*** Opening Source records ***

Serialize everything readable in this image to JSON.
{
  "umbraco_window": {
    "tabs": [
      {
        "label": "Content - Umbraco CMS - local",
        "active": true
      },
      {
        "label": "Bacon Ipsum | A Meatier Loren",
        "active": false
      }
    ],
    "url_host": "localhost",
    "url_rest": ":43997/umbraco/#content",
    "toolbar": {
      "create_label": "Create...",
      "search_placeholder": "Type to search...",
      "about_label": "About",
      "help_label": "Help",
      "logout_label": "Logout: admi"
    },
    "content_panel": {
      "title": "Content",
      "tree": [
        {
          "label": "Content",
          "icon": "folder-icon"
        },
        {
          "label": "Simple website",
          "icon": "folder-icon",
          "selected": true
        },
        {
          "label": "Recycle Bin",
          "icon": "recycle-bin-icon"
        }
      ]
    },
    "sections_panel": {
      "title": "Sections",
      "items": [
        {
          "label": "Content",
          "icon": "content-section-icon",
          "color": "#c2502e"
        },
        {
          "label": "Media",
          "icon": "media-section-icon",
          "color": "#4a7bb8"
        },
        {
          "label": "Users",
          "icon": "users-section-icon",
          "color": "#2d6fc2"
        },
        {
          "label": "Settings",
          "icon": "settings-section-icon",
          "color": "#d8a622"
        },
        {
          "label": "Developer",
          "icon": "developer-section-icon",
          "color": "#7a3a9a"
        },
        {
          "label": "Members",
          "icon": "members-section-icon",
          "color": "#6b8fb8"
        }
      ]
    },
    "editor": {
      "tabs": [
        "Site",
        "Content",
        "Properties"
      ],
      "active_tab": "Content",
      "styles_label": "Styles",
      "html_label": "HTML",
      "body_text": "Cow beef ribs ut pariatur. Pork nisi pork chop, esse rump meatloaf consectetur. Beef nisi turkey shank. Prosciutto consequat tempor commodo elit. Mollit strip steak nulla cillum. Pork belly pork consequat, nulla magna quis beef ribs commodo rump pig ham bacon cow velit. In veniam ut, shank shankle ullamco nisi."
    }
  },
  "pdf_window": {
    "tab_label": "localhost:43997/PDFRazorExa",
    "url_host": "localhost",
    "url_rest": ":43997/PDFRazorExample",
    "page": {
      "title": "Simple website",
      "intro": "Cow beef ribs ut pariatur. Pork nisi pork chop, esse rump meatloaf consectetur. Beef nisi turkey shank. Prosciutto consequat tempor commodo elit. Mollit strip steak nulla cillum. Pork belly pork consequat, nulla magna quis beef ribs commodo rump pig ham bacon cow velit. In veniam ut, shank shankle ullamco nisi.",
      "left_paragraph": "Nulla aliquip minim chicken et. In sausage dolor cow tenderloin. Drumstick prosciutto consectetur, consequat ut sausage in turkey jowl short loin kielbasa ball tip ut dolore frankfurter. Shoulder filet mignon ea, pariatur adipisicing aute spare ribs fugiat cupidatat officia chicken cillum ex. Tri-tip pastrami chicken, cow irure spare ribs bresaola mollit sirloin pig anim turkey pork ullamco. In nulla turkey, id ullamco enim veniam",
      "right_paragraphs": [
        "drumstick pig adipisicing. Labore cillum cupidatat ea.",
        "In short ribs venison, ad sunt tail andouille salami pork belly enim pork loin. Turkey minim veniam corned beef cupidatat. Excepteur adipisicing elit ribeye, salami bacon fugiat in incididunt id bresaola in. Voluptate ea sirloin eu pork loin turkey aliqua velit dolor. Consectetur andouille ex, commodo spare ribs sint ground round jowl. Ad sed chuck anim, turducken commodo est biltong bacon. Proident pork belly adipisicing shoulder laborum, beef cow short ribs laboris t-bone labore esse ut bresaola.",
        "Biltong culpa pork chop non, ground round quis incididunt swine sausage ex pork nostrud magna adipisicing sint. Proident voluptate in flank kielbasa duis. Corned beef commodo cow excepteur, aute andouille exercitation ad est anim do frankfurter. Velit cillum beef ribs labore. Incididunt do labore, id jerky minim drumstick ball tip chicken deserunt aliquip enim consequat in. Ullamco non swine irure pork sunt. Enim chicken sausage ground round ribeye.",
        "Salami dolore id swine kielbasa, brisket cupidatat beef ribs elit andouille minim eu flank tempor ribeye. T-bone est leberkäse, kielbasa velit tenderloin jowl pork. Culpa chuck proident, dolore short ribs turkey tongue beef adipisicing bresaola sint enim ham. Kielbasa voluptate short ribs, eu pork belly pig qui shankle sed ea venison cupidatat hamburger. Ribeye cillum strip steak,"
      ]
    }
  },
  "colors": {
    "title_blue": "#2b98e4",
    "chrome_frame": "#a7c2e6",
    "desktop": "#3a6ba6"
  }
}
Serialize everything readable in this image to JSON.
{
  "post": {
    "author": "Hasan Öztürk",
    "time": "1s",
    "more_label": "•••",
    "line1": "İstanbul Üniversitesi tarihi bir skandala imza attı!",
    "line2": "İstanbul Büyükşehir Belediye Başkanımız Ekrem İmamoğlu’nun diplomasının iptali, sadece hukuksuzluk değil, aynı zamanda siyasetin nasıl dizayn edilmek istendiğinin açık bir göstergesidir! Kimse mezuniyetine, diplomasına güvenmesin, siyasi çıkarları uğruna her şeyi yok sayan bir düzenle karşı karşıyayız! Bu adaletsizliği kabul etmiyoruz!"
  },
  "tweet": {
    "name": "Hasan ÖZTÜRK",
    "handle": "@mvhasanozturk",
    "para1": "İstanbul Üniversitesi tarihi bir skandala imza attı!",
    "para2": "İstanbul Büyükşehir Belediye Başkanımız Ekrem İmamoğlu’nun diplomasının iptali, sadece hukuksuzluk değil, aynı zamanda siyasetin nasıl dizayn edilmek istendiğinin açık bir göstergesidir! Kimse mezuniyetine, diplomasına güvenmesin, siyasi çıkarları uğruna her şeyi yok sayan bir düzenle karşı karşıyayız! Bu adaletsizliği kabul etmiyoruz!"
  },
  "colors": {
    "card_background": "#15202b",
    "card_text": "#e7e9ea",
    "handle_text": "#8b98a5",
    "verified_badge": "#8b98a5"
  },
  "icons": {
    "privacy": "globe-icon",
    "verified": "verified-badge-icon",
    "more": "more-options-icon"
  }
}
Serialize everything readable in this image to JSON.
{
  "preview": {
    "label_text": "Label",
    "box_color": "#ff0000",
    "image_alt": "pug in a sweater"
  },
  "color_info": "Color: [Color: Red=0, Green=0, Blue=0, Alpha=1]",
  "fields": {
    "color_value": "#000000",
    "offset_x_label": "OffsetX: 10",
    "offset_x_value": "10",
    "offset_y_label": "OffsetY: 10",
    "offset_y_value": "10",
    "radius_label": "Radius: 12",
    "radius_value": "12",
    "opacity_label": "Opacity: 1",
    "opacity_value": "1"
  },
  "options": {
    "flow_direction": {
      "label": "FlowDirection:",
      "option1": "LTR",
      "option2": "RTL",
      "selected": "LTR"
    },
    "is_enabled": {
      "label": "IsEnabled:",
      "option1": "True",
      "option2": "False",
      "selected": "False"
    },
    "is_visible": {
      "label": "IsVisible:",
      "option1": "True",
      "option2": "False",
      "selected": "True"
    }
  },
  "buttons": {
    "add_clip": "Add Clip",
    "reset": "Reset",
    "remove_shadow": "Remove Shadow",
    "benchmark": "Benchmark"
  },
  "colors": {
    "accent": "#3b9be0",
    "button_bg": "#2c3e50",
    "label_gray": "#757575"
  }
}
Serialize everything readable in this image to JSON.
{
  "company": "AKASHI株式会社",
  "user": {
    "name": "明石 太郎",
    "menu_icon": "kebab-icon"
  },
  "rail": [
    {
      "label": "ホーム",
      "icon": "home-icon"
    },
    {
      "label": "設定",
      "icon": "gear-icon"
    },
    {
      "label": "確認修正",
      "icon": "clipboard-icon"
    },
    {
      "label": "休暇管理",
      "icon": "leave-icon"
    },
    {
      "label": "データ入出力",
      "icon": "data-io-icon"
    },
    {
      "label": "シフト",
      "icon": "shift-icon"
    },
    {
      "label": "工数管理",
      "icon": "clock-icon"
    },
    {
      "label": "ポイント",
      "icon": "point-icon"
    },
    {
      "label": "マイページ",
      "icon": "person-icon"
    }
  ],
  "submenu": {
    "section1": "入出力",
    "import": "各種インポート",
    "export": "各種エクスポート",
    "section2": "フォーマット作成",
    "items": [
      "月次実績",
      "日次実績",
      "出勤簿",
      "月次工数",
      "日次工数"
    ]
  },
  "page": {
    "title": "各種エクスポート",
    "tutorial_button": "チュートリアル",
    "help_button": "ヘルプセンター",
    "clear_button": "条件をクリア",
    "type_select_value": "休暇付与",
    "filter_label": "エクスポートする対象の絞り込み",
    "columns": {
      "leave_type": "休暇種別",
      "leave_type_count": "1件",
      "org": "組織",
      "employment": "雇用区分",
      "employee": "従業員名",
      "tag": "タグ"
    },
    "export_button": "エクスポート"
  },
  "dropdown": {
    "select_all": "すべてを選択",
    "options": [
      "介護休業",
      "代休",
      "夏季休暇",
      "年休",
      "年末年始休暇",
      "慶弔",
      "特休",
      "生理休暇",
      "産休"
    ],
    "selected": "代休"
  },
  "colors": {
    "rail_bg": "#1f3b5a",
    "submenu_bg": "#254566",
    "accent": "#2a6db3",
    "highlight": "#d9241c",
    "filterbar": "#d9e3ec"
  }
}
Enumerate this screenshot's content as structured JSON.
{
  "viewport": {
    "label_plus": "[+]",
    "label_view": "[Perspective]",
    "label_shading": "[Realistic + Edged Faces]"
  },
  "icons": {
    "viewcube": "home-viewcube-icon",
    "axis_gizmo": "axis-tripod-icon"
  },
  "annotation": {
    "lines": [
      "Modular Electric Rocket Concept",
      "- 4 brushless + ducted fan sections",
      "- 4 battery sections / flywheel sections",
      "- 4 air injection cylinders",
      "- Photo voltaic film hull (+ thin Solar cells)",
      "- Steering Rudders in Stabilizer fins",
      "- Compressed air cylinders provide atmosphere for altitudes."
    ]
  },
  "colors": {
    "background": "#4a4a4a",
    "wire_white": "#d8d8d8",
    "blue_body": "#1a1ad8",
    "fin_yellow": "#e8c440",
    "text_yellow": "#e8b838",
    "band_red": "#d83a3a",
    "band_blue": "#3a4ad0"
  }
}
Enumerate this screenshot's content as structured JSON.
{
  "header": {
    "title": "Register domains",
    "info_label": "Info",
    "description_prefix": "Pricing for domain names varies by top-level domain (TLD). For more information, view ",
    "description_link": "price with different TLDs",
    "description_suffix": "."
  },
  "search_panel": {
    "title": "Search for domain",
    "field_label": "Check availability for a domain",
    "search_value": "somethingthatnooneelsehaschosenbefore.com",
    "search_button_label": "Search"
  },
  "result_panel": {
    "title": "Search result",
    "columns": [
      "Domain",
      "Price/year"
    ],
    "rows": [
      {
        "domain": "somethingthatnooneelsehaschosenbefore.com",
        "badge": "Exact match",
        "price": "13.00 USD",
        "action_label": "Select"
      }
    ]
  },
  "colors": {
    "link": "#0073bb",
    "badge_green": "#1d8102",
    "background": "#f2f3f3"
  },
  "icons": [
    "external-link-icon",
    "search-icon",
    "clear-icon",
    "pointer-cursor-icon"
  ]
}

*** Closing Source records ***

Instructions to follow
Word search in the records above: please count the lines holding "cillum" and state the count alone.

Result for this exercise
6